Get The Skinny On Fat And Heart Disease


For a very long time, it was believed that any kind of dietary fat—but particularly saturated fat—could increase one's risk of heart disease. In recent years, however, new studies have appeared claiming that fat isn't as evil as doctors and scientists once thought. What's the truth? The simple answer is, fat has a place in your diet. Read on to learn more about this and where you should refocus your efforts to protect your health from heart disease.

Saturated Fat

Doctors and scientists alike once recommended limiting saturated fat intake due to its ability to raise one's blood pressure. Over time, however, new studies appeared that make it clear that it isn't the case.

Multiple studies have been conducted examining both healthy people with no history of heart disease and those currently struggling with heart disease. These studies looked to determine if limiting the amount of saturated fat consumed reduced the risk of heart attacks. Scientists determined that it had no impact on the rate of heart attacks in either healthy people or those with pre-existing heart disease.


Butter is a type of saturated fat, but it has also experienced a specific stigma over the years. Replacing butter with other things like margarine, olive oil, or omitting added fats entirely from one's meal has been recommended to help protect one's health. However, butter may not be the great evil it was once considered to be.

One study in particular found that eating butter not only didn't increase the risk of cardiovascular problems, but it helped to reduce the risk of developing type 2 diabetes. Considering that diabetes can increase your risk of heart attack, butter might not be a bad thing to have on the dinner table.

What To Do

While statistically speaking there's nothing wrong with saturated fat or butter, you should always consult with a doctor or cardiologist before changing your diet. Your personal genetics and health will ultimately help your cardiologist to make a decision. However, with this new science now being embraced by doctors everywhere, chances are your cardiologist will encourage you to indulge in these once-forbidden foods in moderation.

If you've been avoiding butter and fat because you didn't want to make yourself sick or increase your risk of heart disease, you now have less to worry about. A little butter won't hurt you, so enjoy yourself—with your cardiologist's permission, of course! Contact a medical center like Temecula Valley Cardiology for additional advice.


27 February 2018

learning how to tend to sick and injured kids

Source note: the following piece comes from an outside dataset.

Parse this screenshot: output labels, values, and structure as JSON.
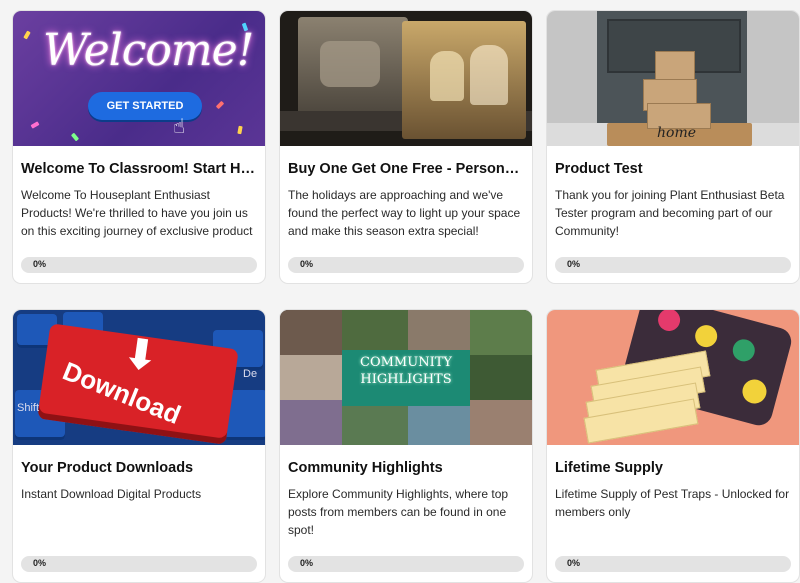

My name is Dan and this is my blog. I am a recently singled father of three that is learning everything about caring for my kids as I go along. Before my wife passed, she was the one that took care of the kids when they were sick or injured, so I had a lot of learning to do and I had to do it as quickly as possible. I got together with some of the parents from my kids' school and they helped out quite a bit. I created my blog for two reasons - to keep my facts straight and to help other parents learn what I have struggled to learn.